While market conditions have affected nearly every firm, the street can only see results with clarity for the large public entities because they have the benefit of being able to review publicly available financial information. Ultimately, the firms doing the best are the ones who have better adapted via a risk management standpoint and who prepared for potential market downturns by building capital reserves when times were good. At ThinkLiquidity, we have the benefit of seeing the operations and results of many different firms across the globe. This environment has not been as tough as you would think for many of our customers.
It is also important to note that we are not seeing across the board reductions in volumes from all of the firms we work with. This often depends upon what growth phase the broker is in (new brokers v. established brokers). But even for some established brokers, volumes continue at a level that will allow the firm to be profitable if the revenue generated from that volume is maximized. This requires regular, rigorous review of risk management practices and the ability to make rapid adjustments to shifting market conditions.
I don’t think that the lack of volatility is impacting private companies differently than the public ones. But the public companies may be under increased pressure to make changes as their financials are publicly reported and scrutinized by shareholders and analysts.

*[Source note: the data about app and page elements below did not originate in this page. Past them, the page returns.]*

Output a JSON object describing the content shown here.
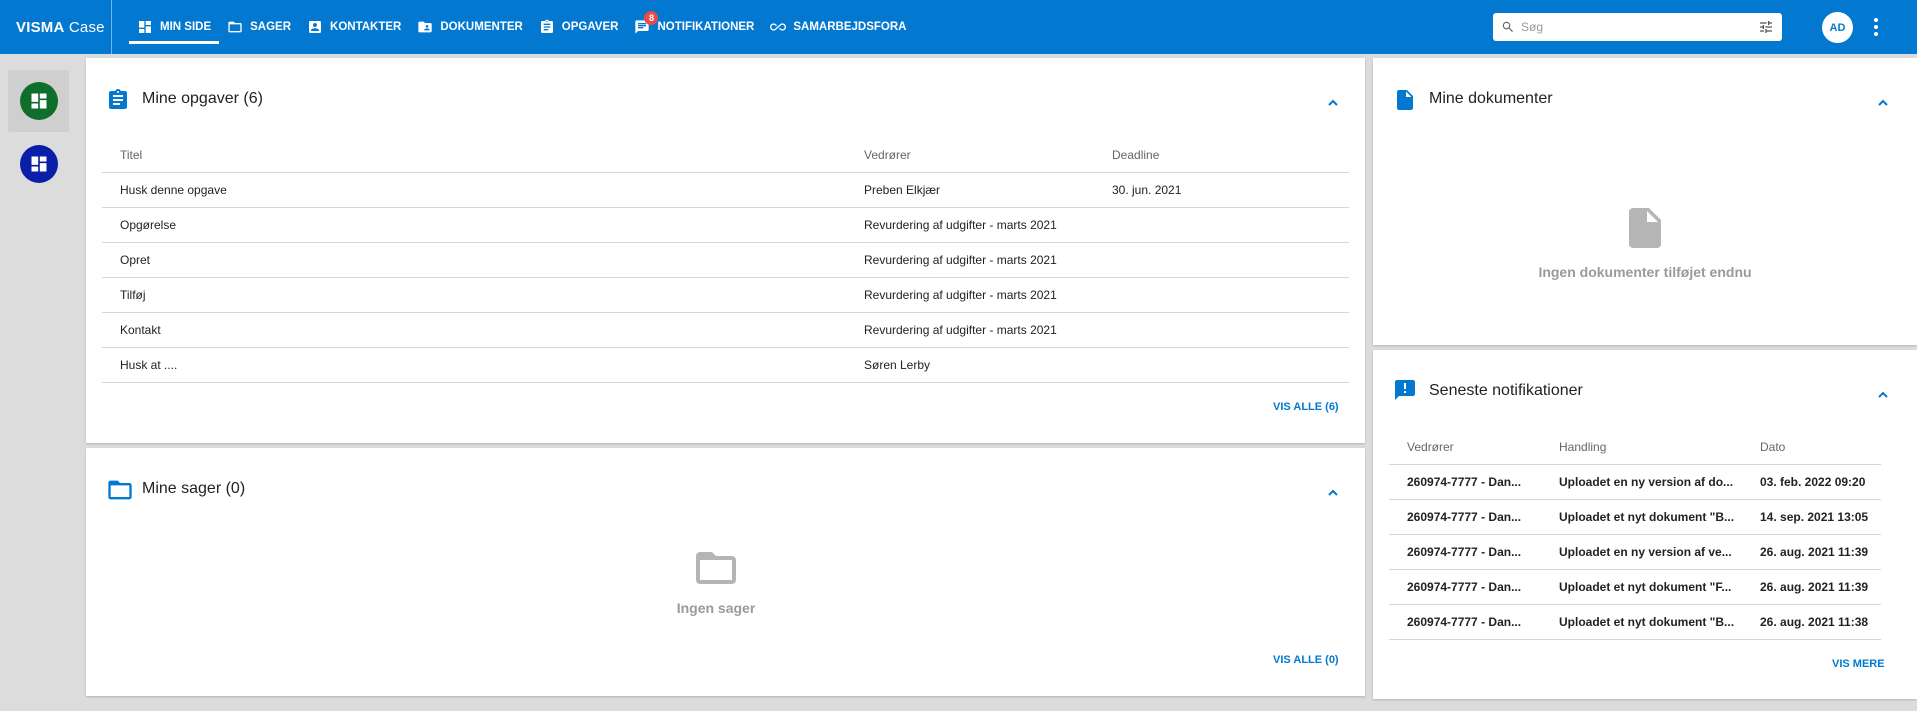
{
  "app": {
    "logo_bold": "VISMA",
    "logo_light": " Case"
  },
  "nav": {
    "items": [
      {
        "label": "MIN SIDE",
        "icon": "dashboard-icon"
      },
      {
        "label": "SAGER",
        "icon": "folder-icon"
      },
      {
        "label": "KONTAKTER",
        "icon": "contact-icon"
      },
      {
        "label": "DOKUMENTER",
        "icon": "folder-shared-icon"
      },
      {
        "label": "OPGAVER",
        "icon": "assignment-icon"
      },
      {
        "label": "NOTIFIKATIONER",
        "icon": "chat-icon",
        "badge": "8"
      },
      {
        "label": "SAMARBEJDSFORA",
        "icon": "infinity-icon"
      }
    ]
  },
  "search": {
    "placeholder": "Søg",
    "value": ""
  },
  "user": {
    "initials": "AD"
  },
  "colors": {
    "primary": "#0278d0",
    "sidebar_green": "#0f6e2c",
    "sidebar_blue": "#0a1ea8",
    "badge": "#e84a4a"
  },
  "tasks": {
    "title": "Mine opgaver (6)",
    "columns": [
      "Titel",
      "Vedrører",
      "Deadline"
    ],
    "rows": [
      [
        "Husk denne opgave",
        "Preben Elkjær",
        "30. jun. 2021"
      ],
      [
        "Opgørelse",
        "Revurdering af udgifter - marts 2021",
        ""
      ],
      [
        "Opret",
        "Revurdering af udgifter - marts 2021",
        ""
      ],
      [
        "Tilføj",
        "Revurdering af udgifter - marts 2021",
        ""
      ],
      [
        "Kontakt",
        "Revurdering af udgifter - marts 2021",
        ""
      ],
      [
        "Husk at ....",
        "Søren Lerby",
        ""
      ]
    ],
    "show_all": "VIS ALLE (6)"
  },
  "cases": {
    "title": "Mine sager (0)",
    "empty_text": "Ingen sager",
    "show_all": "VIS ALLE (0)"
  },
  "documents": {
    "title": "Mine dokumenter",
    "empty_text": "Ingen dokumenter tilføjet endnu"
  },
  "notifications": {
    "title": "Seneste notifikationer",
    "columns": [
      "Vedrører",
      "Handling",
      "Dato"
    ],
    "rows": [
      [
        "260974-7777 - Dan...",
        "Uploadet en ny version af do...",
        "03. feb. 2022 09:20"
      ],
      [
        "260974-7777 - Dan...",
        "Uploadet et nyt dokument \"B...",
        "14. sep. 2021 13:05"
      ],
      [
        "260974-7777 - Dan...",
        "Uploadet en ny version af ve...",
        "26. aug. 2021 11:39"
      ],
      [
        "260974-7777 - Dan...",
        "Uploadet et nyt dokument \"F...",
        "26. aug. 2021 11:39"
      ],
      [
        "260974-7777 - Dan...",
        "Uploadet et nyt dokument \"B...",
        "26. aug. 2021 11:38"
      ]
    ],
    "show_more": "VIS MERE"
  }
}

When net revenue, earnings per share, and other financial targets are missed, shareholders want to know what will be done to fix it, and they want to know immediately.
This can place public firms in the position of making short-term decisions to help results (altering risk management practices, modifying partner relationships, etc.) rather than continuing with the long-term strategy that got them to their current strong position in the market.